> _Exercise brief_
Copy every record exactly, with nothing left out.

-- Information follows --

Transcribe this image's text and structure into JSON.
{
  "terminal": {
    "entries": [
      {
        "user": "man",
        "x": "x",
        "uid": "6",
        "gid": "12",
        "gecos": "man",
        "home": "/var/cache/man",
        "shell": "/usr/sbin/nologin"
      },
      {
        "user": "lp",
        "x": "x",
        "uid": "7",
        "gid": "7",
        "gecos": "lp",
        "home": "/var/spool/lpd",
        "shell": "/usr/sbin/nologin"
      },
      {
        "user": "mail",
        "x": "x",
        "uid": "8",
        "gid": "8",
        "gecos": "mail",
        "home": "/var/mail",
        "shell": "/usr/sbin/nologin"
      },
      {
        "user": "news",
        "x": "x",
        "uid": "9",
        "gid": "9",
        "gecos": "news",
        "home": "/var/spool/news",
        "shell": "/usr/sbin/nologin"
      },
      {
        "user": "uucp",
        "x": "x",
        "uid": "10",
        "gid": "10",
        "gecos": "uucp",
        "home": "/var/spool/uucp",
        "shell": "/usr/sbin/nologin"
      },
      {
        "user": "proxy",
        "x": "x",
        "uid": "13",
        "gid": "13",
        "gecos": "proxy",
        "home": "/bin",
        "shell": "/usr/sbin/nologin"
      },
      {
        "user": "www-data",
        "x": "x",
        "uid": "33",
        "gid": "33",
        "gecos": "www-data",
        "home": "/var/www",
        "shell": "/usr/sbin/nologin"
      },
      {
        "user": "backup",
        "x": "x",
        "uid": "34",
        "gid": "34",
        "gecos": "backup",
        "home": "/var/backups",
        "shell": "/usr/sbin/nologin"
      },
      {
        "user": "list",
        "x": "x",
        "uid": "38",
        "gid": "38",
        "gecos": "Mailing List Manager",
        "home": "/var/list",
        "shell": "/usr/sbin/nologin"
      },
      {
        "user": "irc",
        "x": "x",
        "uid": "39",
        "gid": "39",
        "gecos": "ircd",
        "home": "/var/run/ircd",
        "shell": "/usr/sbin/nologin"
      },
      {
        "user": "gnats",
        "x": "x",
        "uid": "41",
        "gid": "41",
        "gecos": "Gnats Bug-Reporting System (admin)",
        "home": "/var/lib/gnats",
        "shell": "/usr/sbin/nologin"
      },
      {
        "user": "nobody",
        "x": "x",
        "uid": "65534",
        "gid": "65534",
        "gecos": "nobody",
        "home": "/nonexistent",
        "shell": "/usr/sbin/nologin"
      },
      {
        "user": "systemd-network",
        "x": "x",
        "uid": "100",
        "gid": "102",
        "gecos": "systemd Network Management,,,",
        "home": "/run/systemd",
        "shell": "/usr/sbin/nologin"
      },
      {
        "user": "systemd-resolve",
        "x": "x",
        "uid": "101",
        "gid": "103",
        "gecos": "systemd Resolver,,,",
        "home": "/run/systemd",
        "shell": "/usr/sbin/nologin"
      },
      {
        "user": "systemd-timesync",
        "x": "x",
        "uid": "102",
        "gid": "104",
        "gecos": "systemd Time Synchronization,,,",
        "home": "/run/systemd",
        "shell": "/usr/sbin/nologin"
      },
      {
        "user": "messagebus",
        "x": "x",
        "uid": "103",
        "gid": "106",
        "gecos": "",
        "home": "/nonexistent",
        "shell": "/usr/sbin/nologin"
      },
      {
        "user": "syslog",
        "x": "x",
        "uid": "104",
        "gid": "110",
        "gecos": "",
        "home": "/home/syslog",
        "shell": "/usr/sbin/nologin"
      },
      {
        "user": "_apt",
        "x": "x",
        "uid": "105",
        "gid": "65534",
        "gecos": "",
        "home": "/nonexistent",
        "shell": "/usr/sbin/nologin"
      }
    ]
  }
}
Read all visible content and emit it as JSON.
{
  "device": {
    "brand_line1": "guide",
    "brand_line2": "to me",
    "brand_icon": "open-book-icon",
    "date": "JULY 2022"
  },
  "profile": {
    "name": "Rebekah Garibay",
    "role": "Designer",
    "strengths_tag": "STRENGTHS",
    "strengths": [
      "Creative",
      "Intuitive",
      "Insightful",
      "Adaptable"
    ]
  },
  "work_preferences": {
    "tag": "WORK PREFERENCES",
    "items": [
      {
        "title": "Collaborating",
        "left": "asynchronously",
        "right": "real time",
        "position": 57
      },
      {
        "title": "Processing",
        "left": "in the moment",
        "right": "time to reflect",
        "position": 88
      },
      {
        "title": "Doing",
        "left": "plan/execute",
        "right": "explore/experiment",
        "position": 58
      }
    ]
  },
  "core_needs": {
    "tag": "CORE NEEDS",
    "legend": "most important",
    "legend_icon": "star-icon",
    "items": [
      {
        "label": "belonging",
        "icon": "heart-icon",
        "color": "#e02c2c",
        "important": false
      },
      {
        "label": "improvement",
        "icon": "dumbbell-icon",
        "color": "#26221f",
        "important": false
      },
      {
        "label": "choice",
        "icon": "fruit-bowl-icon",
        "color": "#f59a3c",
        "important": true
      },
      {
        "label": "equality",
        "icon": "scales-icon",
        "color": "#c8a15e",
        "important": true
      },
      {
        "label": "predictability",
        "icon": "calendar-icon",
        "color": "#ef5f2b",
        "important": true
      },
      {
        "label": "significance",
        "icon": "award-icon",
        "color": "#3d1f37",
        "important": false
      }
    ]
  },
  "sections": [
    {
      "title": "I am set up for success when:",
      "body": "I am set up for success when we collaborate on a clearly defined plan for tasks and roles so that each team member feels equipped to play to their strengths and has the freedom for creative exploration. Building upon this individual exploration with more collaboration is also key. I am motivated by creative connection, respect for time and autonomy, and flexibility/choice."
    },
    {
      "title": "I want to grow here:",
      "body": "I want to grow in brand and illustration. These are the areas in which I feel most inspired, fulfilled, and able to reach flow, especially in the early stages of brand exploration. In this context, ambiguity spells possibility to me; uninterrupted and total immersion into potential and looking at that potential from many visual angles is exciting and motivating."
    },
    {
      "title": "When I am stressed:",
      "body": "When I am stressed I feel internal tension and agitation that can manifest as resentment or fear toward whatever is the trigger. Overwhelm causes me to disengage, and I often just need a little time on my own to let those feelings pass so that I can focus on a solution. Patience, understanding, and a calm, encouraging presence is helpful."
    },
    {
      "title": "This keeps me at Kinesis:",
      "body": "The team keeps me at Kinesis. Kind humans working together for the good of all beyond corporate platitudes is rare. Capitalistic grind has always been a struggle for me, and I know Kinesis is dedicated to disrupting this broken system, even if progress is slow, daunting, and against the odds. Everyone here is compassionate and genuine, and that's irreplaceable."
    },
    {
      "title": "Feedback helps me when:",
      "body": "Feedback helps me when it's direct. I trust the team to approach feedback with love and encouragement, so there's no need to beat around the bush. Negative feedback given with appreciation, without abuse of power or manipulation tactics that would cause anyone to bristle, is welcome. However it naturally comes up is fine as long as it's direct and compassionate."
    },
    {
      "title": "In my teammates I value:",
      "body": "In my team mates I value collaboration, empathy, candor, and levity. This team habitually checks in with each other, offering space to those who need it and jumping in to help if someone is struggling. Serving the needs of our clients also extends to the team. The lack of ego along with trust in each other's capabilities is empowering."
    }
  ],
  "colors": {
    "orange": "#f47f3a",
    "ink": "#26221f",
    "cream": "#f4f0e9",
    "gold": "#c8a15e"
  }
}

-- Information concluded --

> _Written solution_
Transcribe this image's text and structure into JSON.
{
  "terminal": {
    "entries": [
      {
        "user": "man",
        "x": "x",
        "uid": "6",
        "gid": "12",
        "gecos": "man",
        "home": "/var/cache/man",
        "shell": "/usr/sbin/nologin"
      },
      {
        "user": "lp",
        "x": "x",
        "uid": "7",
        "gid": "7",
        "gecos": "lp",
        "home": "/var/spool/lpd",
        "shell": "/usr/sbin/nologin"
      },
      {
        "user": "mail",
        "x": "x",
        "uid": "8",
        "gid": "8",
        "gecos": "mail",
        "home": "/var/mail",
        "shell": "/usr/sbin/nologin"
      },
      {
        "user": "news",
        "x": "x",
        "uid": "9",
        "gid": "9",
        "gecos": "news",
        "home": "/var/spool/news",
        "shell": "/usr/sbin/nologin"
      },
      {
        "user": "uucp",
        "x": "x",
        "uid": "10",
        "gid": "10",
        "gecos": "uucp",
        "home": "/var/spool/uucp",
        "shell": "/usr/sbin/nologin"
      },
      {
        "user": "proxy",
        "x": "x",
        "uid": "13",
        "gid": "13",
        "gecos": "proxy",
        "home": "/bin",
        "shell": "/usr/sbin/nologin"
      },
      {
        "user": "www-data",
        "x": "x",
        "uid": "33",
        "gid": "33",
        "gecos": "www-data",
        "home": "/var/www",
        "shell": "/usr/sbin/nologin"
      },
      {
        "user": "backup",
        "x": "x",
        "uid": "34",
        "gid": "34",
        "gecos": "backup",
        "home": "/var/backups",
        "shell": "/usr/sbin/nologin"
      },
      {
        "user": "list",
        "x": "x",
        "uid": "38",
        "gid": "38",
        "gecos": "Mailing List Manager",
        "home": "/var/list",
        "shell": "/usr/sbin/nologin"
      },
      {
        "user": "irc",
        "x": "x",
        "uid": "39",
        "gid": "39",
        "gecos": "ircd",
        "home": "/var/run/ircd",
        "shell": "/usr/sbin/nologin"
      },
      {
        "user": "gnats",
        "x": "x",
        "uid": "41",
        "gid": "41",
        "gecos": "Gnats Bug-Reporting System (admin)",
        "home": "/var/lib/gnats",
        "shell": "/usr/sbin/nologin"
      },
      {
        "user": "nobody",
        "x": "x",
        "uid": "65534",
        "gid": "65534",
        "gecos": "nobody",
        "home": "/nonexistent",
        "shell": "/usr/sbin/nologin"
      },
      {
        "user": "systemd-network",
        "x": "x",
        "uid": "100",
        "gid": "102",
        "gecos": "systemd Network Management,,,",
        "home": "/run/systemd",
        "shell": "/usr/sbin/nologin"
      },
      {
        "user": "systemd-resolve",
        "x": "x",
        "uid": "101",
        "gid": "103",
        "gecos": "systemd Resolver,,,",
        "home": "/run/systemd",
        "shell": "/usr/sbin/nologin"
      },
      {
        "user": "systemd-timesync",
        "x": "x",
        "uid": "102",
        "gid": "104",
        "gecos": "systemd Time Synchronization,,,",
        "home": "/run/systemd",
        "shell": "/usr/sbin/nologin"
      },
      {
        "user": "messagebus",
        "x": "x",
        "uid": "103",
        "gid": "106",
        "gecos": "",
        "home": "/nonexistent",
        "shell": "/usr/sbin/nologin"
      },
      {
        "user": "syslog",
        "x": "x",
        "uid": "104",
        "gid": "110",
        "gecos": "",
        "home": "/home/syslog",
        "shell": "/usr/sbin/nologin"
      },
      {
        "user": "_apt",
        "x": "x",
        "uid": "105",
        "gid": "65534",
        "gecos": "",
        "home": "/nonexistent",
        "shell": "/usr/sbin/nologin"
      }
    ]
  }
}
Read all visible content and emit it as JSON.
{
  "device": {
    "brand_line1": "guide",
    "brand_line2": "to me",
    "brand_icon": "open-book-icon",
    "date": "JULY 2022"
  },
  "profile": {
    "name": "Rebekah Garibay",
    "role": "Designer",
    "strengths_tag": "STRENGTHS",
    "strengths": [
      "Creative",
      "Intuitive",
      "Insightful",
      "Adaptable"
    ]
  },
  "work_preferences": {
    "tag": "WORK PREFERENCES",
    "items": [
      {
        "title": "Collaborating",
        "left": "asynchronously",
        "right": "real time",
        "position": 57
      },
      {
        "title": "Processing",
        "left": "in the moment",
        "right": "time to reflect",
        "position": 88
      },
      {
        "title": "Doing",
        "left": "plan/execute",
        "right": "explore/experiment",
        "position": 58
      }
    ]
  },
  "core_needs": {
    "tag": "CORE NEEDS",
    "legend": "most important",
    "legend_icon": "star-icon",
    "items": [
      {
        "label": "belonging",
        "icon": "heart-icon",
        "color": "#e02c2c",
        "important": false
      },
      {
        "label": "improvement",
        "icon": "dumbbell-icon",
        "color": "#26221f",
        "important": false
      },
      {
        "label": "choice",
        "icon": "fruit-bowl-icon",
        "color": "#f59a3c",
        "important": true
      },
      {
        "label": "equality",
        "icon": "scales-icon",
        "color": "#c8a15e",
        "important": true
      },
      {
        "label": "predictability",
        "icon": "calendar-icon",
        "color": "#ef5f2b",
        "important": true
      },
      {
        "label": "significance",
        "icon": "award-icon",
        "color": "#3d1f37",
        "important": false
      }
    ]
  },
  "sections": [
    {
      "title": "I am set up for success when:",
      "body": "I am set up for success when we collaborate on a clearly defined plan for tasks and roles so that each team member feels equipped to play to their strengths and has the freedom for creative exploration. Building upon this individual exploration with more collaboration is also key. I am motivated by creative connection, respect for time and autonomy, and flexibility/choice."
    },
    {
      "title": "I want to grow here:",
      "body": "I want to grow in brand and illustration. These are the areas in which I feel most inspired, fulfilled, and able to reach flow, especially in the early stages of brand exploration. In this context, ambiguity spells possibility to me; uninterrupted and total immersion into potential and looking at that potential from many visual angles is exciting and motivating."
    },
    {
      "title": "When I am stressed:",
      "body": "When I am stressed I feel internal tension and agitation that can manifest as resentment or fear toward whatever is the trigger. Overwhelm causes me to disengage, and I often just need a little time on my own to let those feelings pass so that I can focus on a solution. Patience, understanding, and a calm, encouraging presence is helpful."
    },
    {
      "title": "This keeps me at Kinesis:",
      "body": "The team keeps me at Kinesis. Kind humans working together for the good of all beyond corporate platitudes is rare. Capitalistic grind has always been a struggle for me, and I know Kinesis is dedicated to disrupting this broken system, even if progress is slow, daunting, and against the odds. Everyone here is compassionate and genuine, and that's irreplaceable."
    },
    {
      "title": "Feedback helps me when:",
      "body": "Feedback helps me when it's direct. I trust the team to approach feedback with love and encouragement, so there's no need to beat around the bush. Negative feedback given with appreciation, without abuse of power or manipulation tactics that would cause anyone to bristle, is welcome. However it naturally comes up is fine as long as it's direct and compassionate."
    },
    {
      "title": "In my teammates I value:",
      "body": "In my team mates I value collaboration, empathy, candor, and levity. This team habitually checks in with each other, offering space to those who need it and jumping in to help if someone is struggling. Serving the needs of our clients also extends to the team. The lack of ego along with trust in each other's capabilities is empowering."
    }
  ],
  "colors": {
    "orange": "#f47f3a",
    "ink": "#26221f",
    "cream": "#f4f0e9",
    "gold": "#c8a15e"
  }
}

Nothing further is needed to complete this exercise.